***** Listed records

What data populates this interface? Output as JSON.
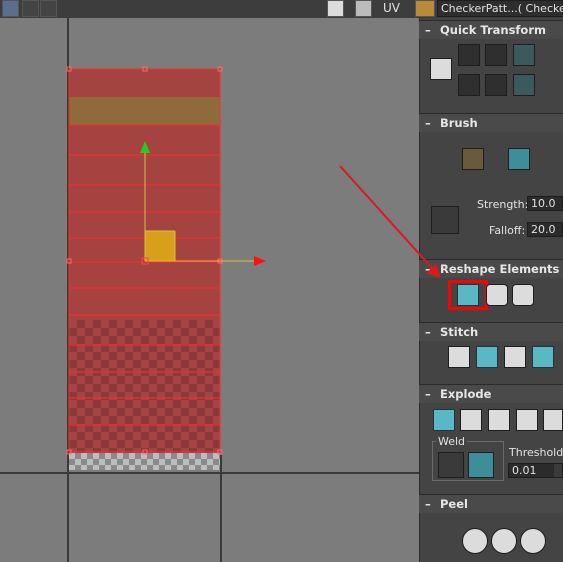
{
  "toolbar": {
    "uv_label": "UV",
    "material_name": "CheckerPatt...( Checker )"
  },
  "panel": {
    "quick_transform": {
      "title": "Quick Transform"
    },
    "brush": {
      "title": "Brush",
      "strength_label": "Strength:",
      "strength_value": "10.0",
      "falloff_label": "Falloff:",
      "falloff_value": "20.0"
    },
    "reshape": {
      "title": "Reshape Elements"
    },
    "stitch": {
      "title": "Stitch"
    },
    "explode": {
      "title": "Explode",
      "weld_label": "Weld",
      "threshold_label": "Threshold:",
      "threshold_value": "0.01"
    },
    "peel": {
      "title": "Peel"
    }
  },
  "colors": {
    "selection_fill": "#a33a3a",
    "selection_edge": "#ff2a2a",
    "gizmo_y": "#22cc22",
    "gizmo_x": "#ff1010",
    "gizmo_center": "#d8a018",
    "highlight_box": "#ff0000",
    "annotation_arrow": "#d91a1a",
    "teal": "#5ab7c4"
  }
}
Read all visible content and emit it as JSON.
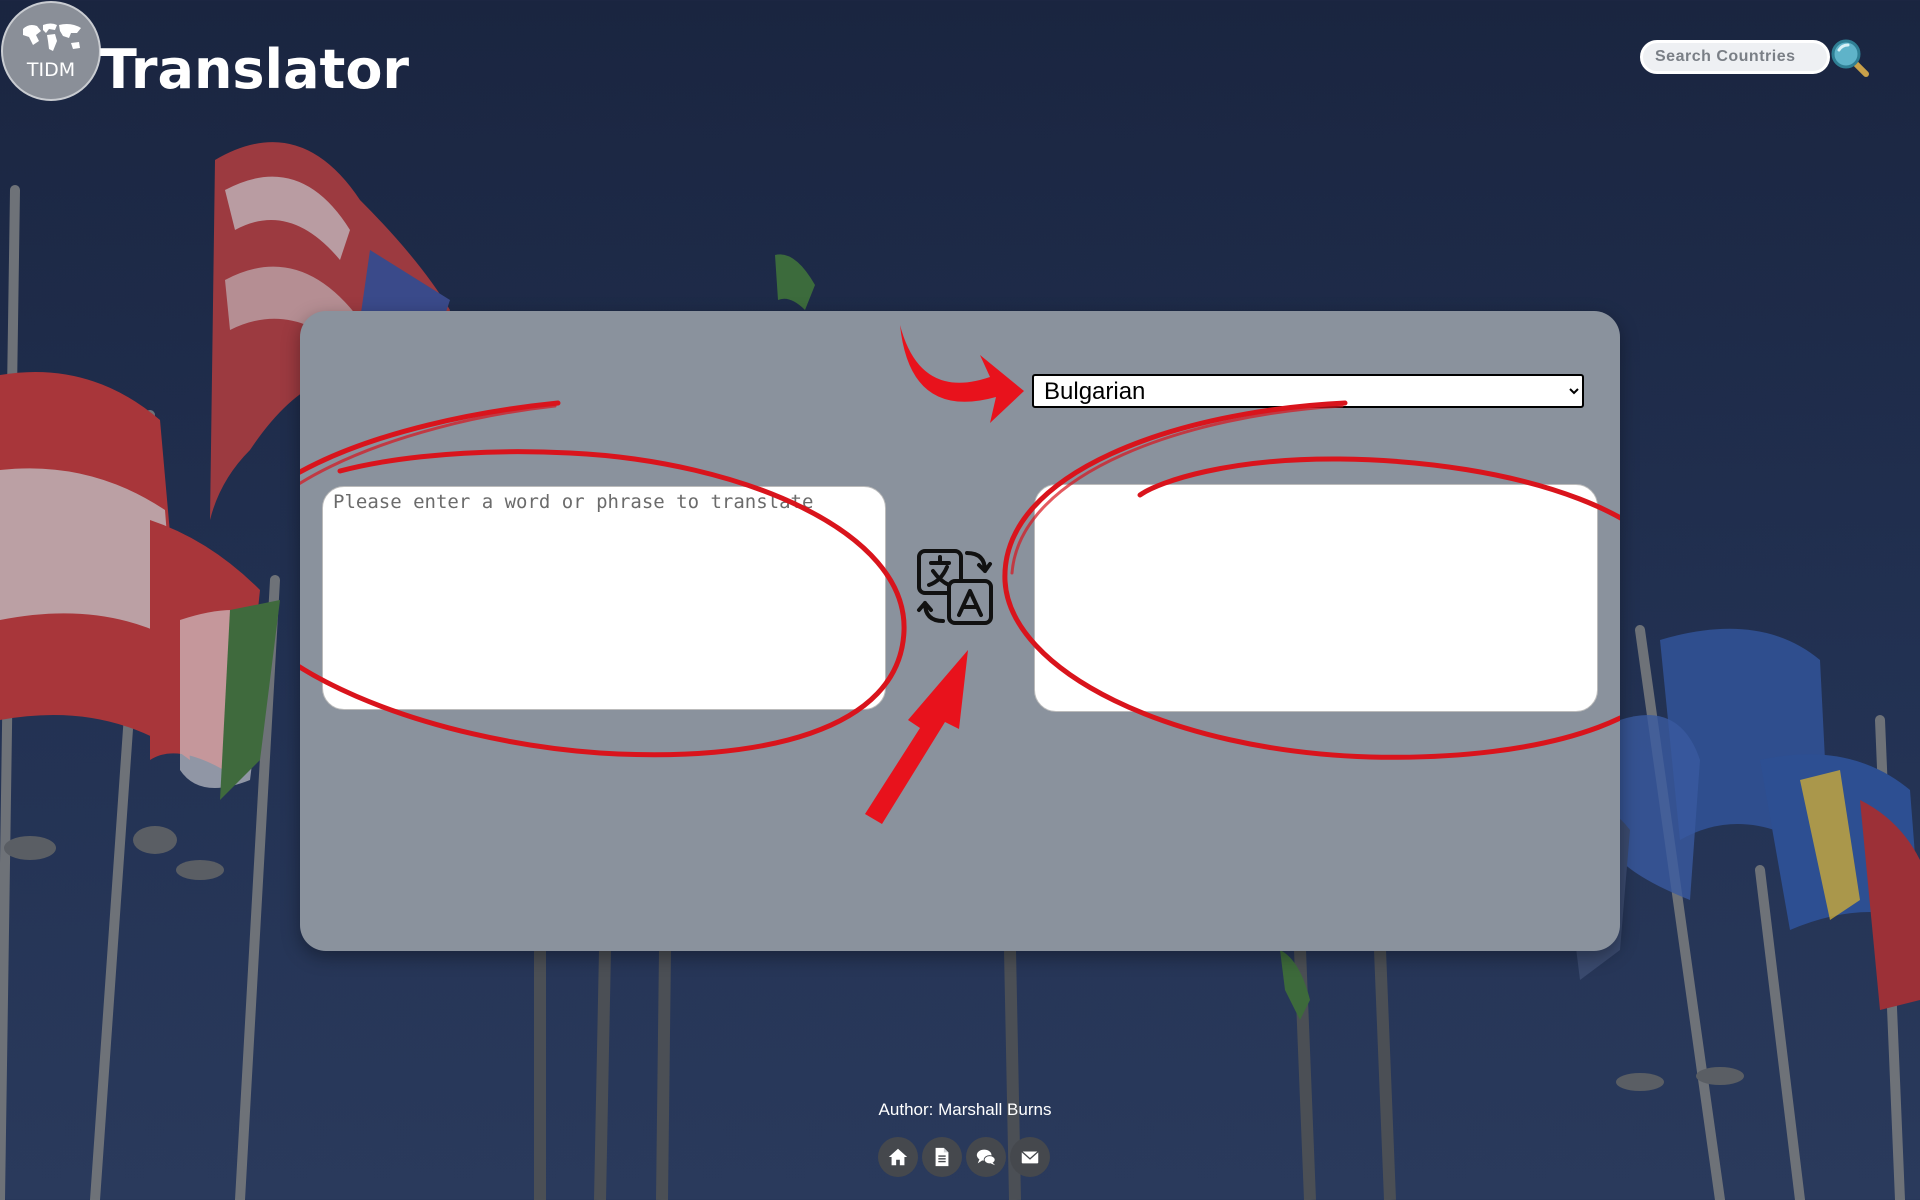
{
  "header": {
    "logo_text": "TIDM",
    "title": "Translator"
  },
  "search": {
    "placeholder": "Search Countries"
  },
  "translator": {
    "selected_language": "Bulgarian",
    "source_placeholder": "Please enter a word or phrase to translate",
    "target_text": ""
  },
  "footer": {
    "author": "Author: Marshall Burns"
  },
  "colors": {
    "card": "#8a929d",
    "annotation_red": "#d9141c",
    "background": "#1f2c4a"
  },
  "icons": {
    "search": "magnifier-icon",
    "translate": "translate-icon",
    "home": "home-icon",
    "document": "document-icon",
    "chat": "chat-icon",
    "mail": "mail-icon"
  }
}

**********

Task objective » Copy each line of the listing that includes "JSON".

Answer space »
What data populates this interface? Output as JSON.
Read all visible content and emit it as JSON.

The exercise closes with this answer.